· Now lean into the wall and brace yourself against it with your right hand while you allow your pelvis to drop and counter (rotate to the left) into a high edge set. Your left (outside) leg should be extended, your right leg should be flexed, both feet should be on similarly high edges, weight should be concentrated on the left foot, and shoulders should be level. You are now in a simulated high energy carved turn body position.
· Now to simulate the move Rusty and I were discussing, begin to extend the right (inside) leg which should currently have very little pressure on it. As you do this you will feel pressure develop on the little toe side of your right foot, pressure begin to leave the left foot, and CM begin to rise and move left.
· As you continue extension of the right leg you will feel the pressure that movement applies to the right foot drive the foot flat, which helps pull the CM over the top of that foot. You will quickly return to a neutral balance position with pelvis rotationally neutral, CM over the right foot, and pressure concentrated on that foot.
· You are now in a position to begin the new turn. With weight still on your right foot step slightly forward with the left foot as you simultaneously counter (rotate it right) your pelvis and drop it left into the new turn. You should now be in a mirror image of position you were in while leaning against the wall to the right except your weight will be concentrated on your left (inside) foot. This is because you don’t have a wall to brace against which simulates the turn forces that moves the point of pressure to the outside ski.
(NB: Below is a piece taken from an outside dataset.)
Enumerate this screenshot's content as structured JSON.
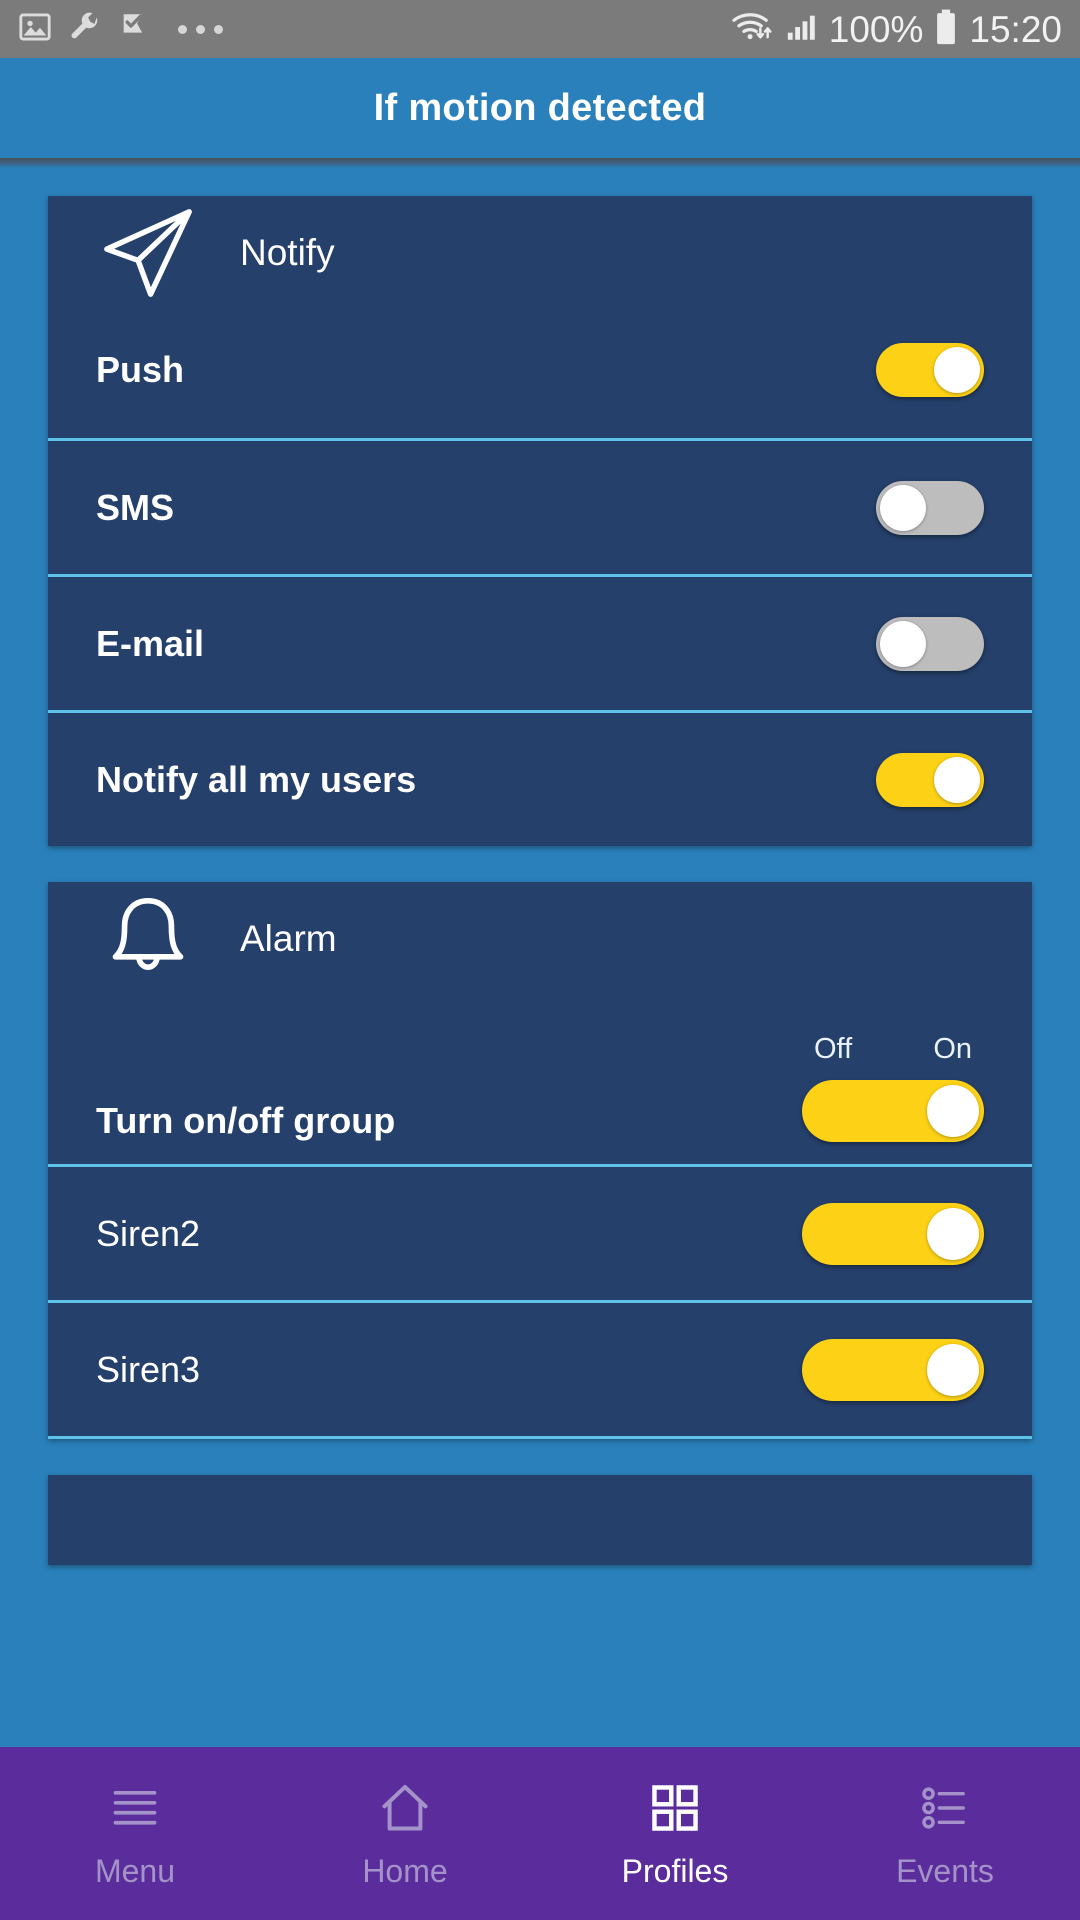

· You can continue into a new turn by extending on the left foot and following the same movement sequence you just did and returning to the wall braced position in which you started.